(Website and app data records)
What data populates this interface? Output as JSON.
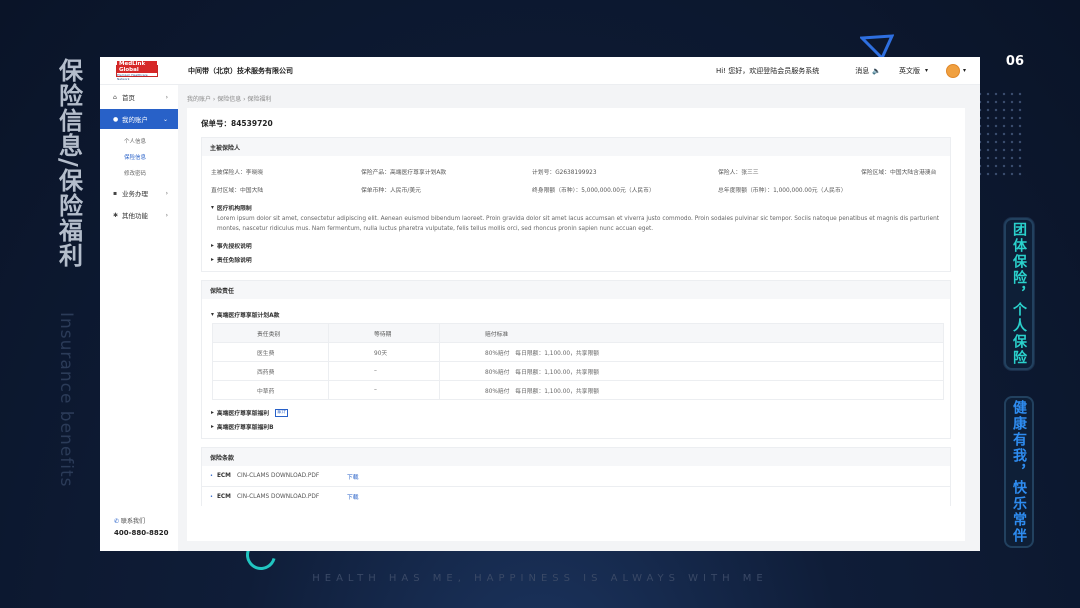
{
  "slide": {
    "title_cn": "保险信息/保险福利",
    "title_en": "Insurance benefits",
    "page_number": "06",
    "tag_1": "团体保险，个人保险",
    "tag_2": "健康有我，快乐常伴",
    "footer": "HEALTH HAS ME, HAPPINESS IS ALWAYS WITH ME"
  },
  "header": {
    "logo_text": "MedLink Global",
    "logo_sub": "Premium Healthcare Network",
    "company": "中间带（北京）技术服务有限公司",
    "welcome": "Hi! 您好，欢迎登陆会员服务系统",
    "messages": "消息",
    "language": "英文版"
  },
  "sidebar": {
    "items": [
      {
        "label": "首页"
      },
      {
        "label": "我的账户"
      },
      {
        "label": "业务办理"
      },
      {
        "label": "其他功能"
      }
    ],
    "sub_items": [
      {
        "label": "个人信息"
      },
      {
        "label": "保险信息"
      },
      {
        "label": "修改密码"
      }
    ],
    "contact_label": "联系我们",
    "phone": "400-880-8820"
  },
  "breadcrumb": "我的账户 › 保险信息 › 保险福利",
  "policy": {
    "number_label": "保单号：84539720",
    "insured_section": {
      "title": "主被保险人",
      "fields": [
        "主被保险人：李晓晓",
        "保险产品：高端医疗尊享计划A款",
        "计划号：G2638199923",
        "保险人：张三三",
        "保险区域：中国大陆含港澳台",
        "直付区域：中国大陆",
        "保单币种：人民币/美元",
        "终身限额（币种）：5,000,000.00元（人民币）",
        "总年度限额（币种）：1,000,000.00元（人民币）"
      ],
      "medical_limit_title": "医疗机构限制",
      "lorem": "Lorem ipsum dolor sit amet, consectetur adipiscing elit. Aenean euismod bibendum laoreet. Proin gravida dolor sit amet lacus accumsan et viverra justo commodo. Proin sodales pulvinar sic tempor. Sociis natoque penatibus et magnis dis parturient montes, nascetur ridiculus mus. Nam fermentum, nulla luctus pharetra vulputate, felis tellus mollis orci, sed rhoncus pronin sapien nunc accuan eget.",
      "prior_auth": "事先授权说明",
      "exemption": "责任免除说明"
    },
    "liability_section": {
      "title": "保险责任",
      "plan_a": "高端医疗尊享版计划A款",
      "table_headers": [
        "责任类别",
        "等待期",
        "赔付标准"
      ],
      "rows": [
        [
          "医生费",
          "90天",
          "80%赔付　每日限额：1,100.00，共享限额"
        ],
        [
          "西药费",
          "–",
          "80%赔付　每日限额：1,100.00，共享限额"
        ],
        [
          "中草药",
          "–",
          "80%赔付　每日限额：1,100.00，共享限额"
        ]
      ],
      "plan_welfare": "高端医疗尊享版福利",
      "plan_welfare_badge": "家计",
      "plan_b": "高端医疗尊享版福利B"
    },
    "clauses_section": {
      "title": "保险条款",
      "items": [
        {
          "tag": "ECM",
          "file": "CIN-CLAMS DOWNLOAD.PDF",
          "action": "下载"
        },
        {
          "tag": "ECM",
          "file": "CIN-CLAMS DOWNLOAD.PDF",
          "action": "下载"
        }
      ]
    }
  },
  "colors": {
    "accent": "#2861c8",
    "teal": "#2ad1cc",
    "background": "#0f1d38"
  }
}
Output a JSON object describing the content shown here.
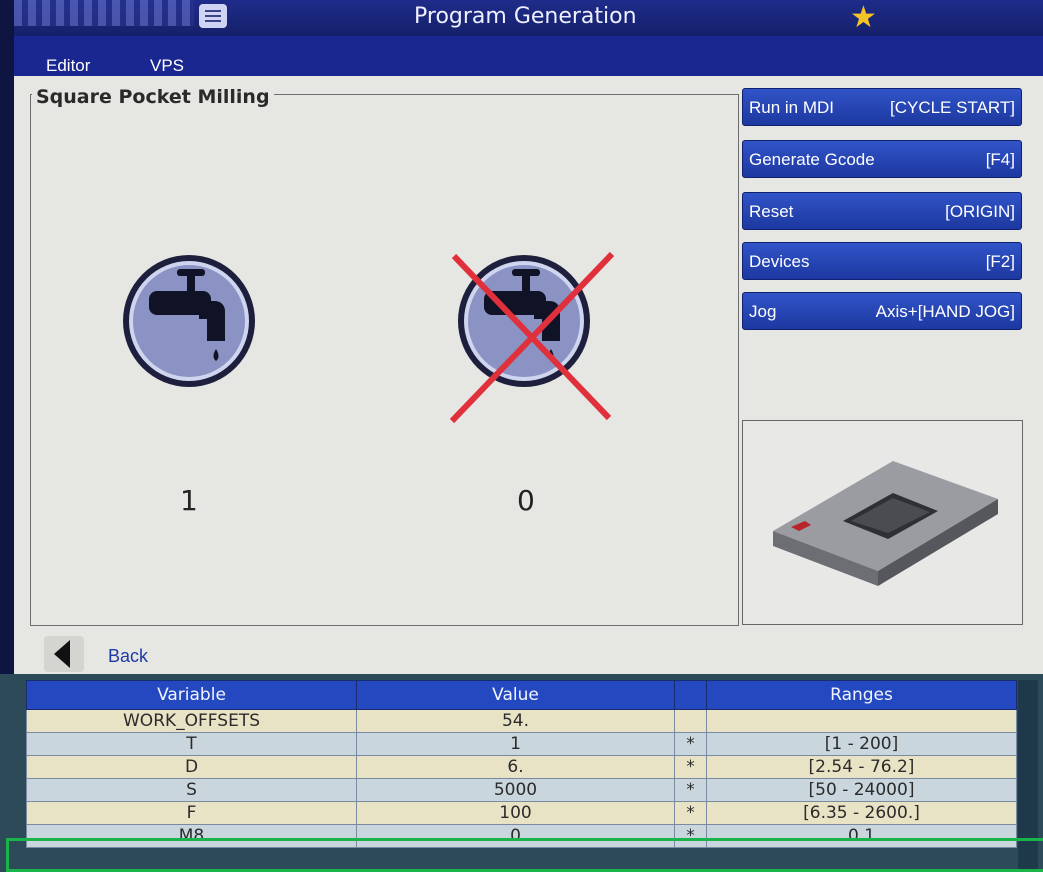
{
  "header": {
    "title": "Program Generation",
    "menu_icon": "hamburger-menu-icon",
    "favorite_icon": "star-icon"
  },
  "tabs": [
    {
      "label": "Editor"
    },
    {
      "label": "VPS"
    }
  ],
  "panel": {
    "title": "Square Pocket Milling",
    "options": [
      {
        "icon": "coolant-on-icon",
        "value": "1"
      },
      {
        "icon": "coolant-off-icon",
        "value": "0"
      }
    ]
  },
  "actions": [
    {
      "label": "Run in MDI",
      "key": "[CYCLE START]"
    },
    {
      "label": "Generate Gcode",
      "key": "[F4]"
    },
    {
      "label": "Reset",
      "key": "[ORIGIN]"
    },
    {
      "label": "Devices",
      "key": "[F2]"
    },
    {
      "label": "Jog",
      "key": "Axis+[HAND JOG]"
    }
  ],
  "back": {
    "label": "Back"
  },
  "table": {
    "headers": {
      "variable": "Variable",
      "value": "Value",
      "flag": "",
      "ranges": "Ranges"
    },
    "rows": [
      {
        "variable": "WORK_OFFSETS",
        "value": "54.",
        "flag": "",
        "ranges": ""
      },
      {
        "variable": "T",
        "value": "1",
        "flag": "*",
        "ranges": "[1 - 200]"
      },
      {
        "variable": "D",
        "value": "6.",
        "flag": "*",
        "ranges": "[2.54 - 76.2]"
      },
      {
        "variable": "S",
        "value": "5000",
        "flag": "*",
        "ranges": "[50 - 24000]"
      },
      {
        "variable": "F",
        "value": "100",
        "flag": "*",
        "ranges": "[6.35 - 2600.]"
      },
      {
        "variable": "M8",
        "value": "0",
        "flag": "*",
        "ranges": "0 1"
      }
    ]
  },
  "colors": {
    "accent_blue": "#1d38a0",
    "highlight_green": "#19b44a",
    "cross_red": "#e0303c",
    "star_yellow": "#f4c327"
  }
}
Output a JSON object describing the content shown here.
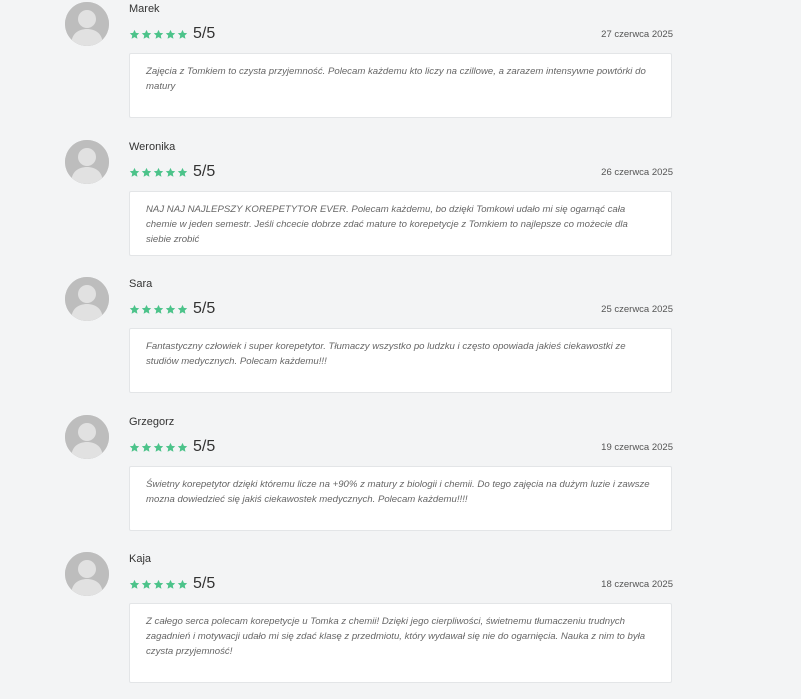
{
  "theme": {
    "star_color": "#4cc38a",
    "avatar_color": "#bdbdbd",
    "background": "#f3f4f5"
  },
  "reviews": [
    {
      "name": "Marek",
      "rating_value": 5,
      "rating_text": "5/5",
      "date": "27 czerwca 2025",
      "comment": "Zajęcia z Tomkiem to czysta przyjemność. Polecam każdemu kto liczy na czillowe, a zarazem intensywne powtórki do matury"
    },
    {
      "name": "Weronika",
      "rating_value": 5,
      "rating_text": "5/5",
      "date": "26 czerwca 2025",
      "comment": "NAJ NAJ NAJLEPSZY KOREPETYTOR EVER. Polecam każdemu, bo dzięki Tomkowi udało mi się ogarnąć cała chemie w jeden semestr. Jeśli chcecie dobrze zdać mature to korepetycje z Tomkiem to najlepsze co możecie dla siebie zrobić"
    },
    {
      "name": "Sara",
      "rating_value": 5,
      "rating_text": "5/5",
      "date": "25 czerwca 2025",
      "comment": "Fantastyczny człowiek i super korepetytor. Tłumaczy wszystko po ludzku i często opowiada jakieś ciekawostki ze studiów medycznych. Polecam każdemu!!!"
    },
    {
      "name": "Grzegorz",
      "rating_value": 5,
      "rating_text": "5/5",
      "date": "19 czerwca 2025",
      "comment": "Świetny korepetytor dzięki któremu licze na +90% z matury z biologii i chemii. Do tego zajęcia na dużym luzie i zawsze mozna dowiedzieć się jakiś ciekawostek medycznych. Polecam każdemu!!!!"
    },
    {
      "name": "Kaja",
      "rating_value": 5,
      "rating_text": "5/5",
      "date": "18 czerwca 2025",
      "comment": "Z całego serca polecam korepetycje u Tomka z chemii! Dzięki jego cierpliwości, świetnemu tłumaczeniu trudnych zagadnień i motywacji udało mi się zdać klasę z przedmiotu, który wydawał się nie do ogarnięcia. Nauka z nim to była czysta przyjemność!"
    }
  ]
}
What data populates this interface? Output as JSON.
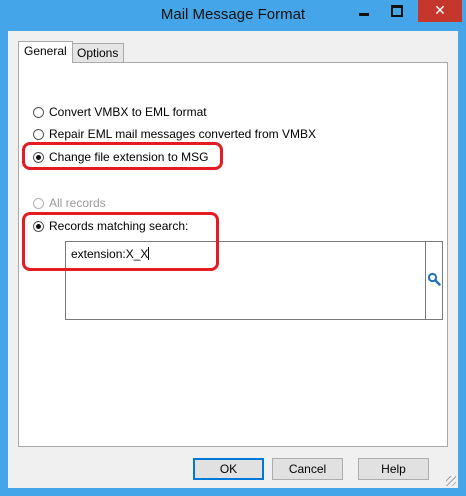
{
  "window": {
    "title": "Mail Message Format",
    "minimize_label": "",
    "maximize_label": "",
    "close_glyph": "✕"
  },
  "tabs": [
    {
      "label": "General",
      "selected": true
    },
    {
      "label": "Options",
      "selected": false
    }
  ],
  "format_options": [
    {
      "label": "Convert VMBX to EML format",
      "checked": false
    },
    {
      "label": "Repair EML mail messages converted from VMBX",
      "checked": false
    },
    {
      "label": "Change file extension to MSG",
      "checked": true
    }
  ],
  "record_options": [
    {
      "label": "All records",
      "checked": false,
      "disabled": true
    },
    {
      "label": "Records matching search:",
      "checked": true,
      "disabled": false
    }
  ],
  "search": {
    "value": "extension:X_X",
    "icon": "magnifier-icon"
  },
  "buttons": {
    "ok": "OK",
    "cancel": "Cancel",
    "help": "Help"
  },
  "colors": {
    "frame": "#44a6e8",
    "close_button": "#c5362d",
    "annotation": "#e31b23",
    "search_icon": "#1f6fb5"
  }
}
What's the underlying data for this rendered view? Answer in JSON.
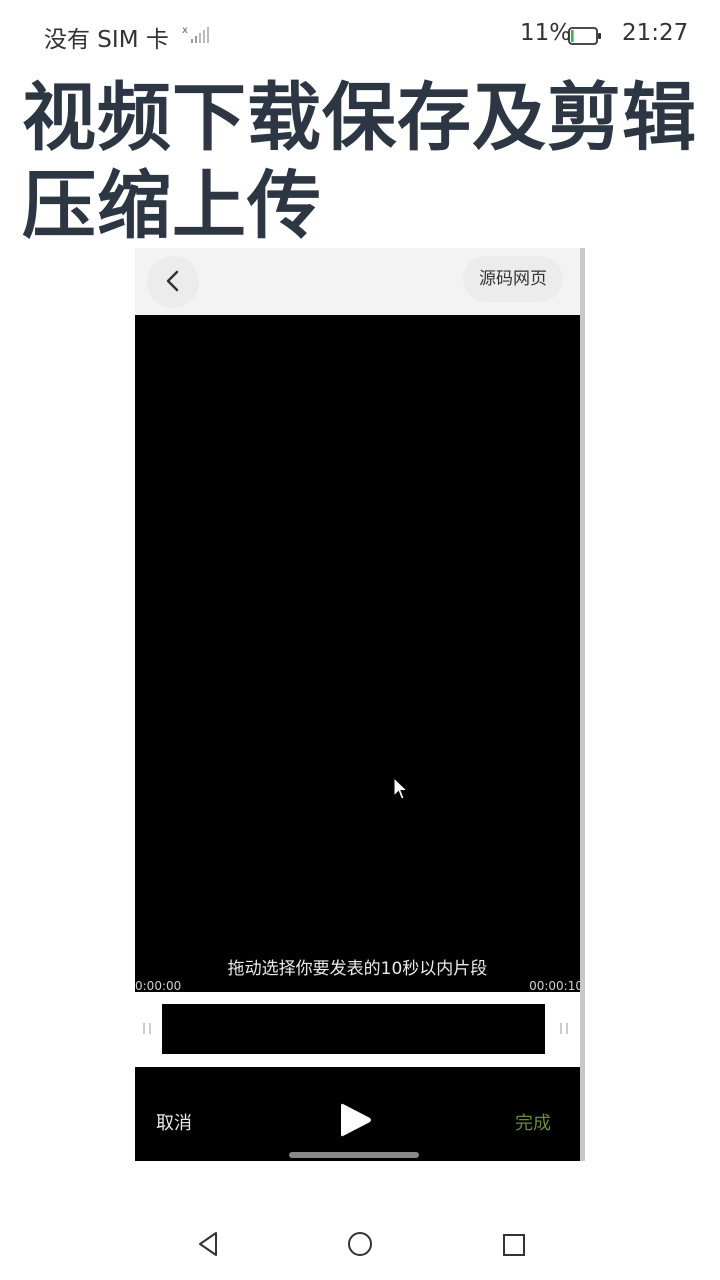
{
  "status_bar": {
    "carrier": "没有 SIM 卡",
    "battery_percent": "11%",
    "time": "21:27",
    "battery_level": 0.11,
    "icons": [
      "signal-icon",
      "battery-icon"
    ]
  },
  "page": {
    "title": "视频下载保存及剪辑压缩上传"
  },
  "app": {
    "header": {
      "back_icon": "chevron-left-icon",
      "source_button_label": "源码网页"
    },
    "editor": {
      "hint": "拖动选择你要发表的10秒以内片段",
      "time_start": "0:00:00",
      "time_end": "00:00:10",
      "cancel_label": "取消",
      "done_label": "完成",
      "play_icon": "play-icon",
      "cursor_icon": "mouse-cursor-icon",
      "done_color": "#6d8a35"
    }
  },
  "nav_bar": {
    "icons": [
      "back-triangle-icon",
      "home-circle-icon",
      "recents-square-icon"
    ]
  }
}
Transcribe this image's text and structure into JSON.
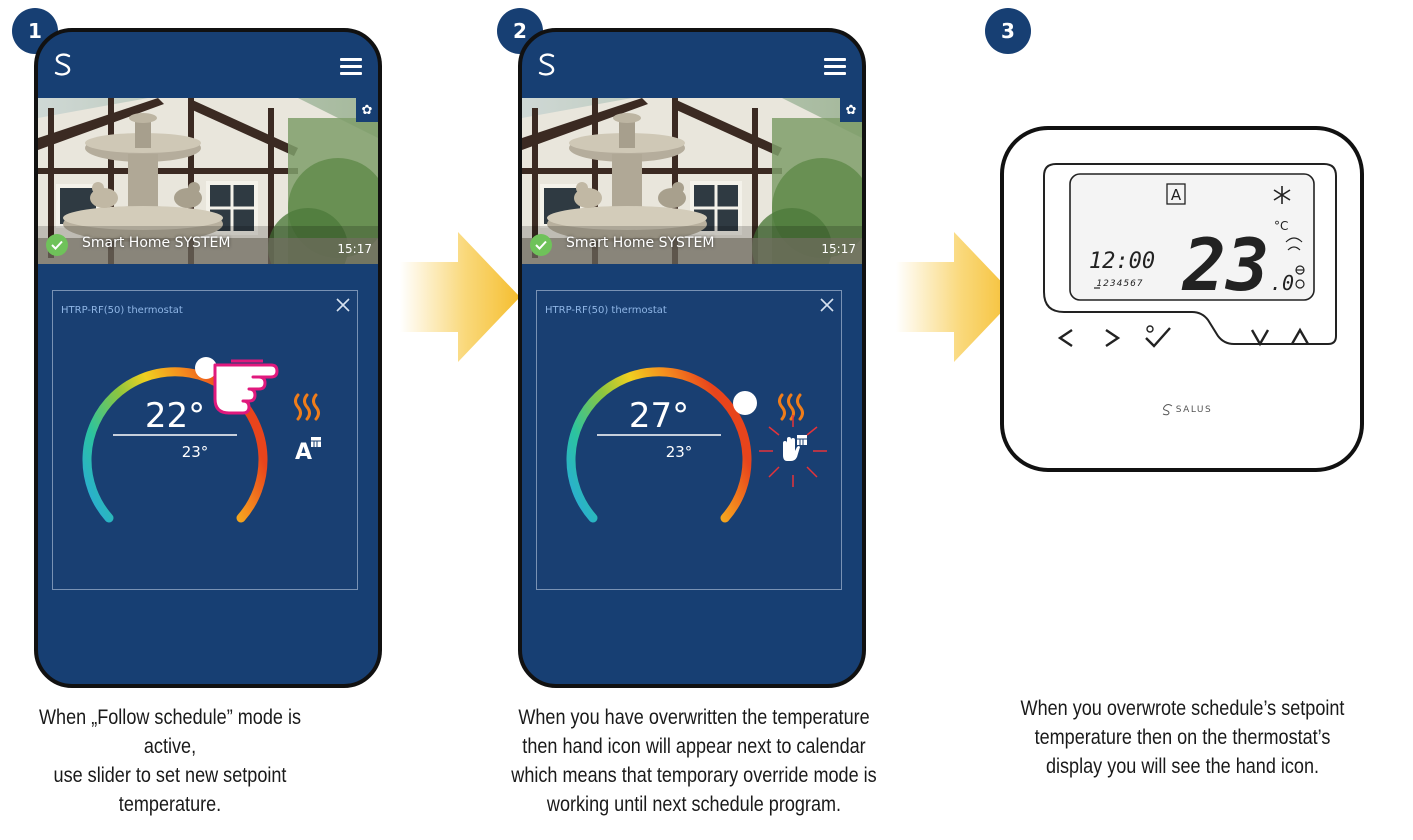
{
  "steps": [
    {
      "number": "1",
      "app": {
        "system_name": "Smart Home SYSTEM",
        "time": "15:17",
        "card_title": "HTRP-RF(50) thermostat",
        "setpoint": "22°",
        "current": "23°",
        "mode_icon": "auto-schedule-icon"
      },
      "caption": [
        "When „Follow schedule” mode is active,",
        "use slider to set new setpoint",
        "temperature."
      ]
    },
    {
      "number": "2",
      "app": {
        "system_name": "Smart Home SYSTEM",
        "time": "15:17",
        "card_title": "HTRP-RF(50) thermostat",
        "setpoint": "27°",
        "current": "23°",
        "mode_icon": "hand-override-icon"
      },
      "caption": [
        "When you have overwritten the temperature",
        "then hand icon will appear next to calendar",
        "which means that temporary override mode is",
        "working until next schedule program."
      ]
    },
    {
      "number": "3",
      "device": {
        "mode_letter": "A",
        "clock": "12:00",
        "days": "1234567",
        "temperature": "23",
        "decimal": ".0",
        "unit": "°C",
        "brand": "SALUS"
      },
      "caption": [
        "When you overwrote schedule’s setpoint",
        "temperature then on the thermostat’s",
        "display you will see the hand icon."
      ]
    }
  ],
  "colors": {
    "app_blue": "#173f73",
    "badge_blue": "#173f73",
    "heat_orange": "#f07d1a",
    "arrow_yellow": "#f7c740",
    "touch_pink": "#e0197d",
    "flash_red": "#e5333a",
    "check_green": "#6fc25a"
  }
}
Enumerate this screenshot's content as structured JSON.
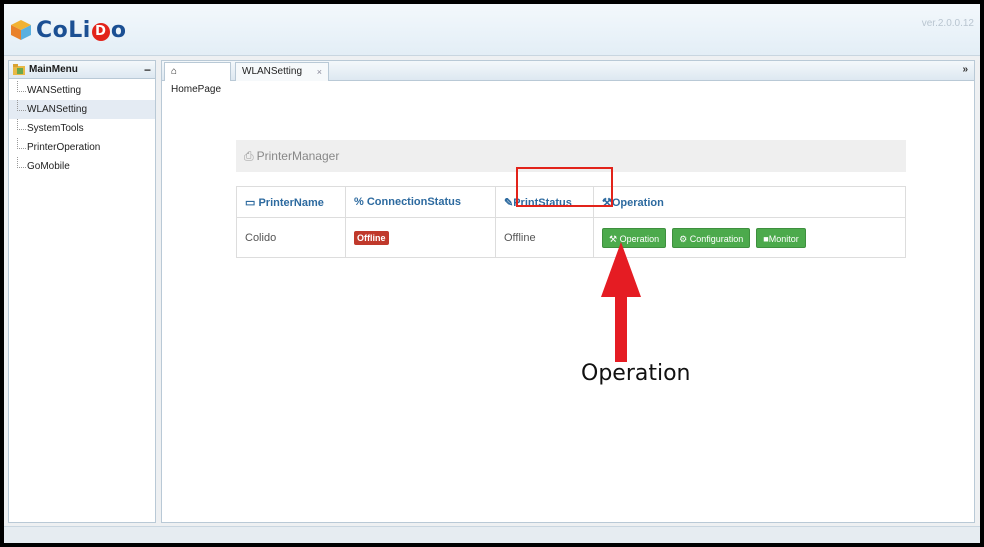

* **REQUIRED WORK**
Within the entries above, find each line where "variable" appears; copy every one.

* **ANSWER TO THIS PROBLEM**
      "variable": "Variable",
        "variable": "WORK_OFFSETS",
        "variable": "T",
        "variable": "D",
        "variable": "S",
        "variable": "F",
        "variable": "M8",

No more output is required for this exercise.